The inductive charging of electric cars involves embedding a transmitter coil in the road and integrating a receiver coil in the vehicle. To charge, the driver drives his vehicle over the transmitter coil, and the charging process can automatically begin. As with the wireless charging of smartphones, energy is fed into the battery via an air gap. The challenges with the automobile are the larger air gap and the higher power needing to be transferred.

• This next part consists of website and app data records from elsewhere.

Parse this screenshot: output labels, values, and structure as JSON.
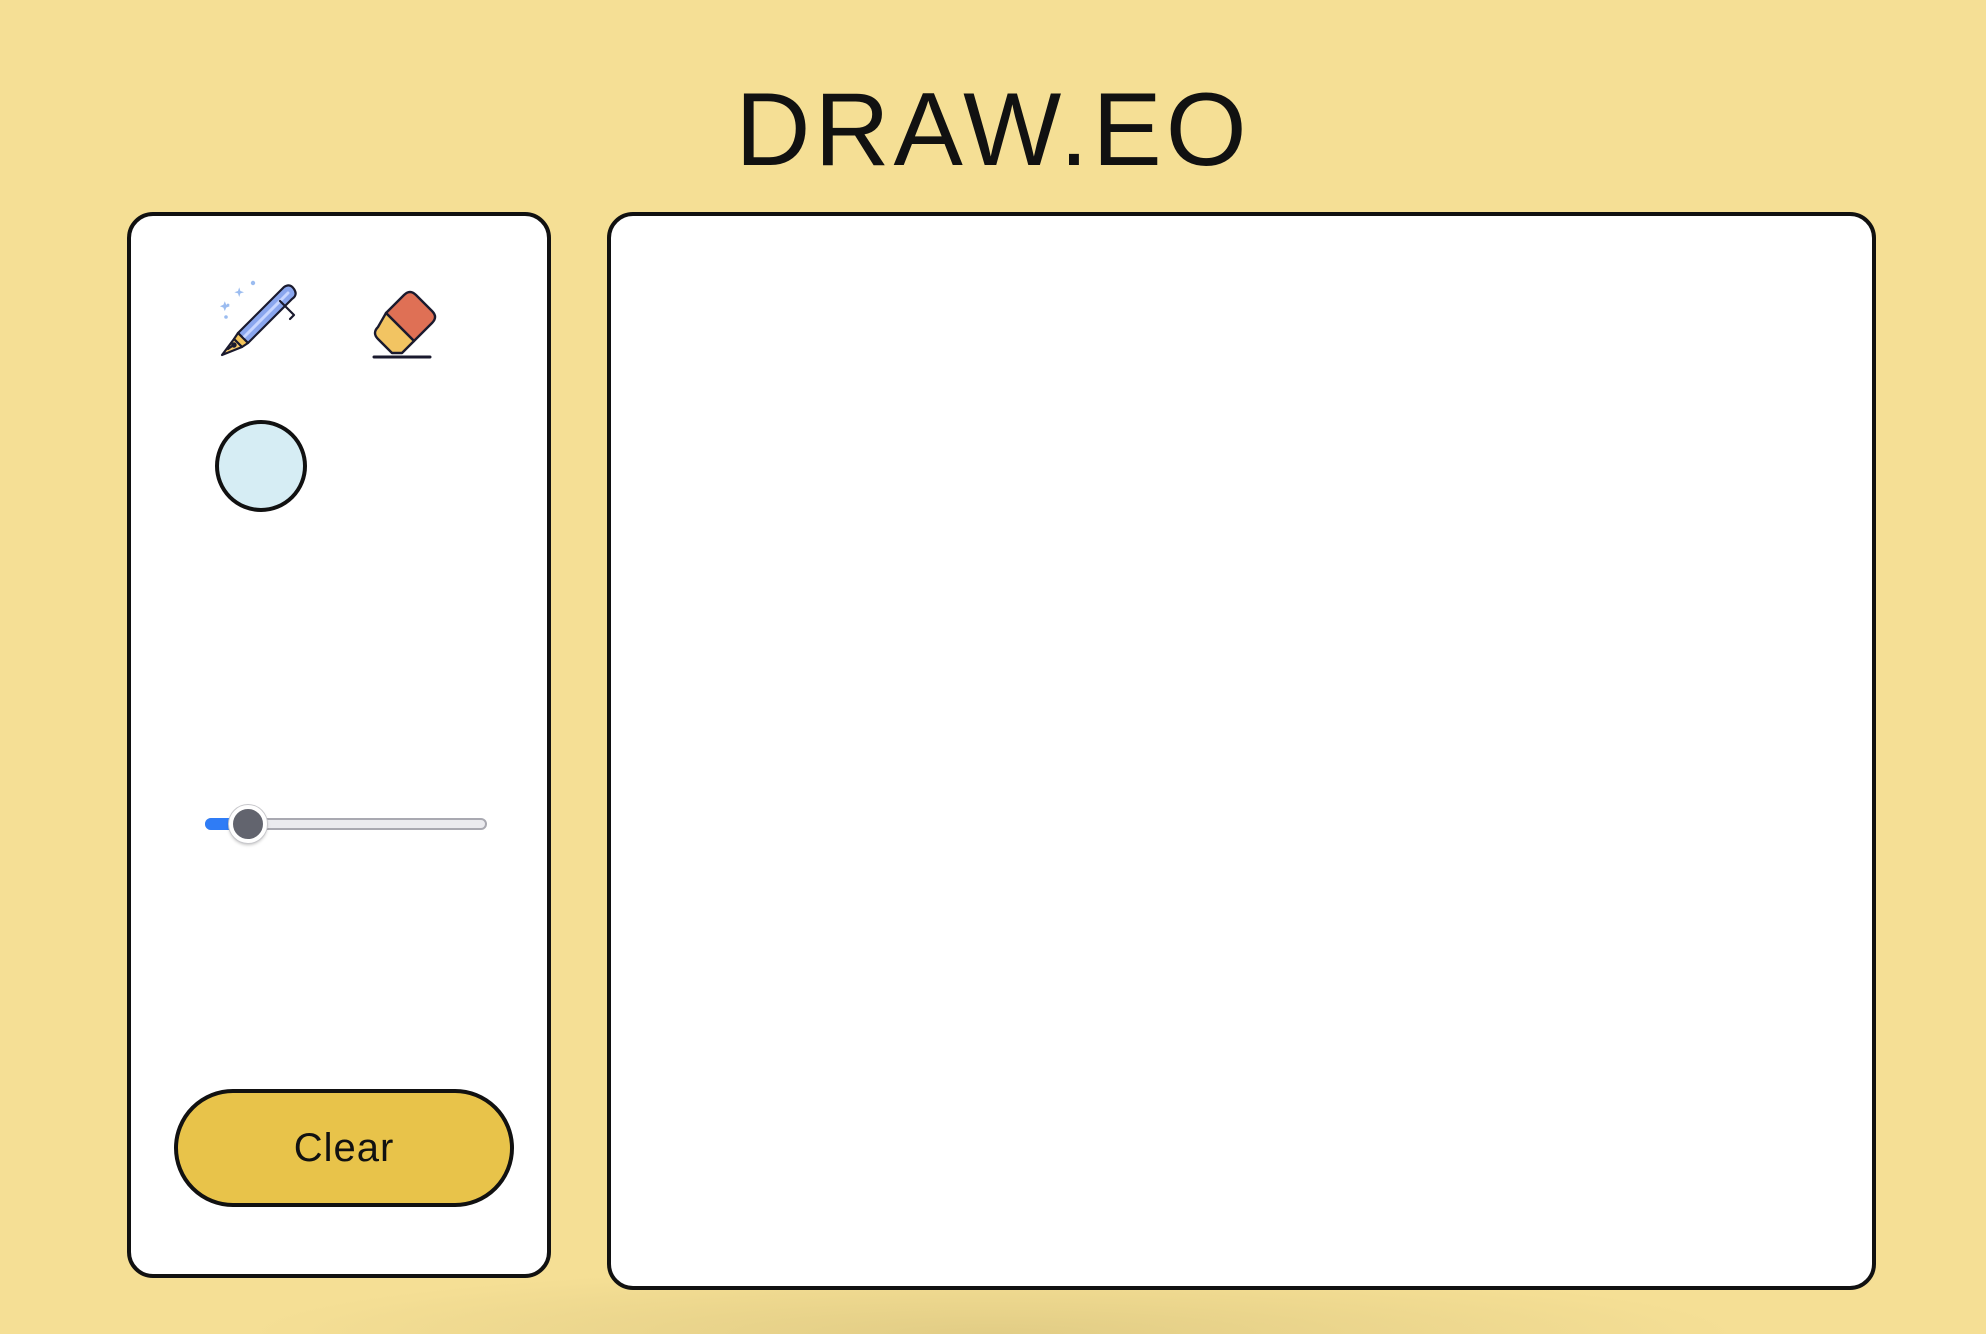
{
  "app": {
    "title": "DRAW.EO"
  },
  "toolbar": {
    "tools": [
      {
        "name": "pen",
        "icon": "fountain-pen-icon"
      },
      {
        "name": "eraser",
        "icon": "eraser-icon"
      }
    ],
    "color": {
      "value": "#d6edf4"
    },
    "brush_size": {
      "min": 0,
      "max": 100,
      "value": 10
    },
    "clear_label": "Clear"
  },
  "theme": {
    "background": "#f5df95",
    "accent": "#e8c34a",
    "slider_fill": "#2f7cf6"
  }
}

With the help of the EDAG circuit innovation, eCars can be charged in a way that is both technically simple and resource-saving. Unlike previous attempts to find solutions, the charging intelligence here is in the vehicle, and no longer in the road. The technology embedded in the road is simpler and robuster than it was in the past. This makes installation in the road less expensive, and makes it easier for energy providers and road operators to rapidly expand the inductive charging infrastructure. If the charging power needs to be regulated, this is done in the vehicle, and is based on the individual energy requirements of the vehicle concerned. In this way, a single electronic component in the road can supply several transmitter coils, with each vehicle controlling the energy intake from its transmitter coil itself – a material contribution to the conservation of resources and cost reduction on the infrastructure side.

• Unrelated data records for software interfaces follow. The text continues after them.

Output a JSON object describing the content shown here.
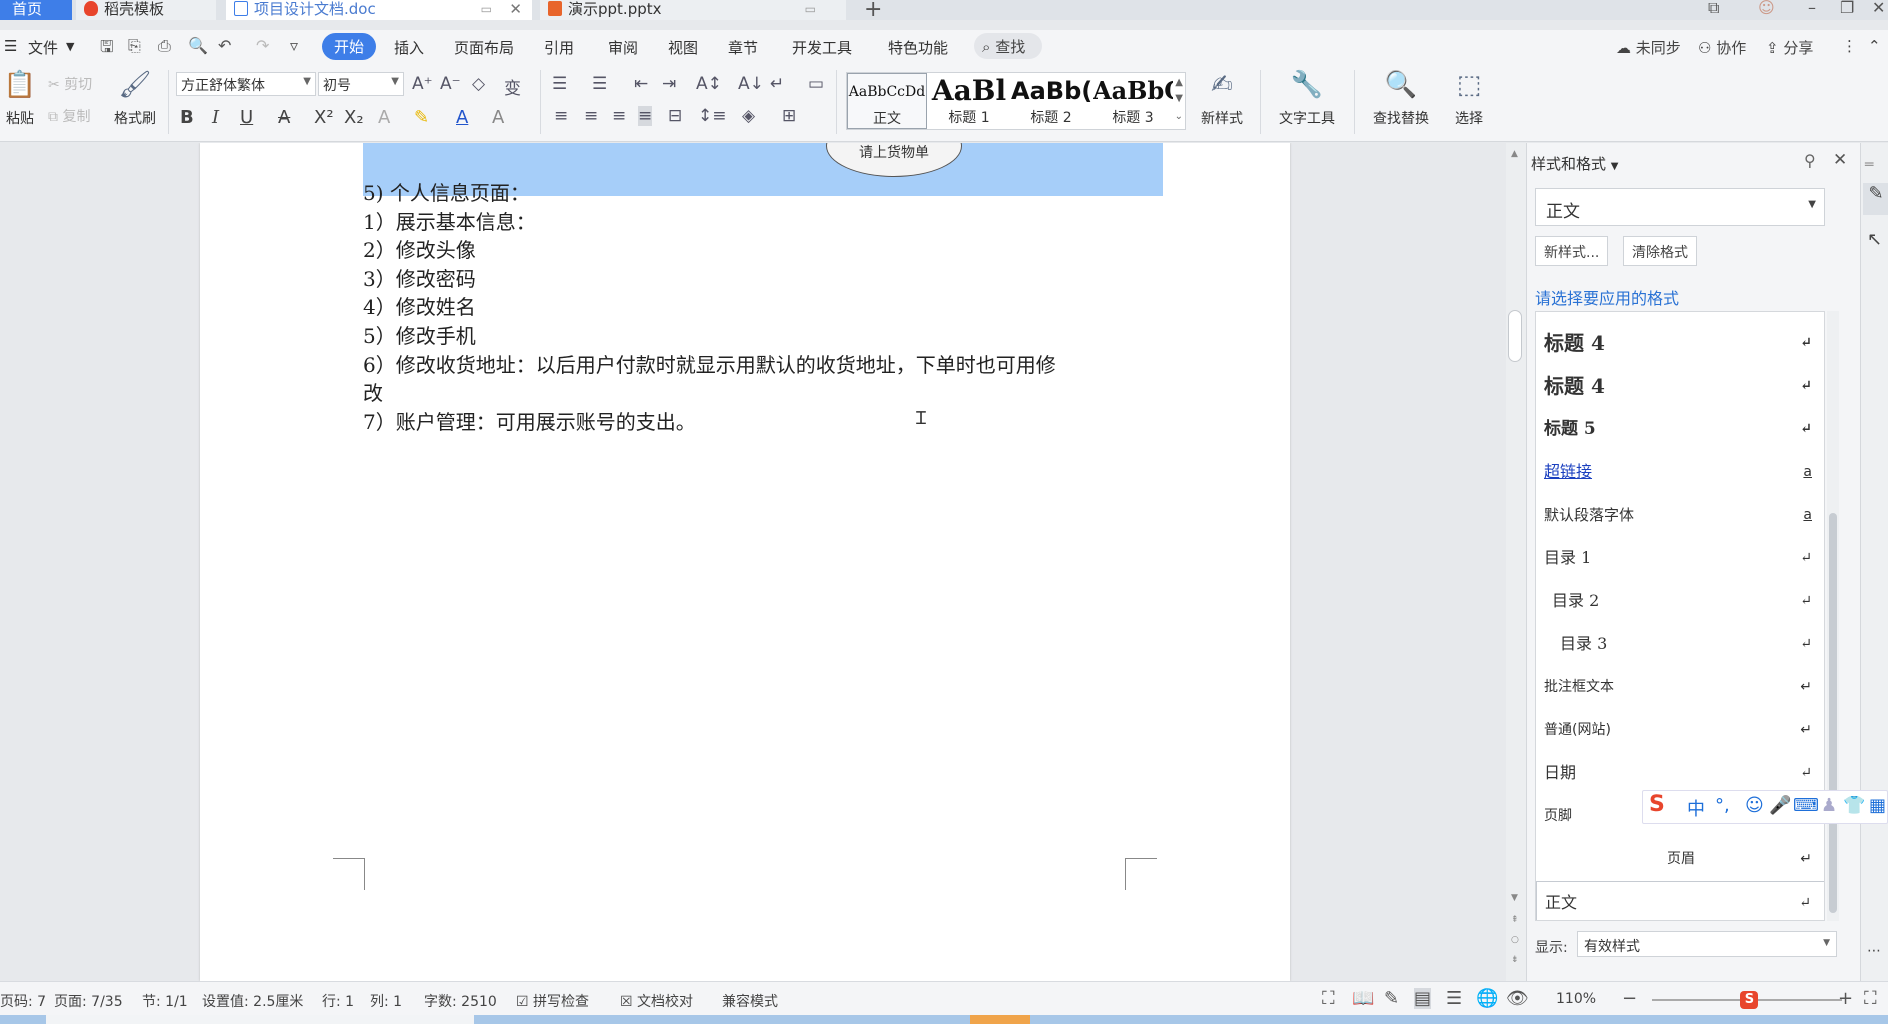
{
  "tabs": {
    "home": "首页",
    "items": [
      {
        "label": "稻壳模板",
        "icon": "daoke-icon",
        "color": "#e8452c"
      },
      {
        "label": "项目设计文档.doc",
        "icon": "word-doc-icon",
        "color": "#3e7ee8"
      },
      {
        "label": "演示ppt.pptx",
        "icon": "ppt-icon",
        "color": "#e8652c"
      }
    ],
    "new_tab": "+"
  },
  "menu": {
    "file": "文件",
    "items": [
      "开始",
      "插入",
      "页面布局",
      "引用",
      "审阅",
      "视图",
      "章节",
      "开发工具",
      "特色功能"
    ],
    "active": "开始",
    "search": "查找",
    "right": {
      "sync": "未同步",
      "collab": "协作",
      "share": "分享"
    }
  },
  "ribbon": {
    "paste": "粘贴",
    "cut": "剪切",
    "copy": "复制",
    "format_painter": "格式刷",
    "font_name": "方正舒体繁体",
    "font_size": "初号",
    "styles": [
      {
        "preview": "AaBbCcDd",
        "name": "正文"
      },
      {
        "preview": "AaBl",
        "name": "标题 1"
      },
      {
        "preview": "AaBb(",
        "name": "标题 2"
      },
      {
        "preview": "AaBbC",
        "name": "标题 3"
      }
    ],
    "new_style": "新样式",
    "text_tools": "文字工具",
    "find_replace": "查找替换",
    "select": "选择"
  },
  "document": {
    "ellipse_text": "请上货物单",
    "lines": [
      "5)   个人信息页面：",
      "1）展示基本信息：",
      "2）修改头像",
      "3）修改密码",
      "4）修改姓名",
      "5）修改手机",
      "6）修改收货地址：以后用户付款时就显示用默认的收货地址，下单时也可用修",
      "改",
      "7）账户管理：可用展示账号的支出。"
    ]
  },
  "styles_pane": {
    "title": "样式和格式",
    "current_style": "正文",
    "new_style_btn": "新样式...",
    "clear_format_btn": "清除格式",
    "prompt": "请选择要应用的格式",
    "items": [
      {
        "label": "标题  4",
        "mark": "↵"
      },
      {
        "label": "标题 4",
        "mark": "↵"
      },
      {
        "label": "标题 5",
        "mark": "↵"
      },
      {
        "label": "超链接",
        "mark": "a"
      },
      {
        "label": "默认段落字体",
        "mark": "a"
      },
      {
        "label": "目录  1",
        "mark": "↵"
      },
      {
        "label": "目录  2",
        "mark": "↵"
      },
      {
        "label": "目录  3",
        "mark": "↵"
      },
      {
        "label": "批注框文本",
        "mark": "↵"
      },
      {
        "label": "普通(网站)",
        "mark": "↵"
      },
      {
        "label": "日期",
        "mark": "↵"
      },
      {
        "label": "页脚",
        "mark": "↵"
      },
      {
        "label": "页眉",
        "mark": "↵"
      },
      {
        "label": "正文",
        "mark": "↵"
      }
    ],
    "show_label": "显示:",
    "show_value": "有效样式"
  },
  "ime": {
    "logo": "S",
    "mode": "中"
  },
  "status": {
    "page_code": "页码: 7",
    "page": "页面: 7/35",
    "section": "节: 1/1",
    "setting": "设置值: 2.5厘米",
    "row": "行: 1",
    "col": "列: 1",
    "word_count": "字数: 2510",
    "spell_check": "拼写检查",
    "proofread": "文档校对",
    "compat": "兼容模式",
    "zoom": "110%",
    "zoom_level": 1.1
  }
}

Jochen Rohm, Embedded Systems Development Engineer at EDAG, explains the advantages of this new process: "With previous inductive methods, it was also possible for several transmitter coils to be connected to power electronics in the road. They could not, however, be controlled individually; on the contrary, the power transferred via all the transmitter coils was geared to the vehicle with the lowest charge requirements. The drawbacks of this method are obvious: as every vehicle has its own charge requirements, only one vehicle received the optimum charging power. What is more, real-time communication was essential for regulation, usually via WLAN. With our technology, we are now reversing the roles. The charging intelligence installed in the vehicle decides autonomously and individually how much energy it takes from the transmitter coil. As a result, many vehicles with different charge requirements can be optimally charged on just one roadside power electronics unit, without any need for real-time communication." EDAG has applied for a patent on this new process.
Within the context of the "LaneCharge" project, we are working on and implementing a concept for an overall charging system for eTaxis in cooperation with the Hanover University of Applied Sciences, the Technical University of Braunschweig and Sumida Components & Modules. EDAG is responsible here for the development of the power electronics, and for the integration of the individual modules in the vehicle. In the next stage, initial tests are scheduled at the Hanover University of Applied Sciences. The process will go into operation at the taxi stand outside the train station in Hanover in 2023.
The "LaneCharge" research project is being funded to the tune of € 2.77 million within the scope of the Electromobility Funding Directive of the Federal Ministry of Transport and Digital Infrastructure (BMVI). The directive is being coordinated by NOW GmbH, and implemented by project sponsor Jülich (PtJ).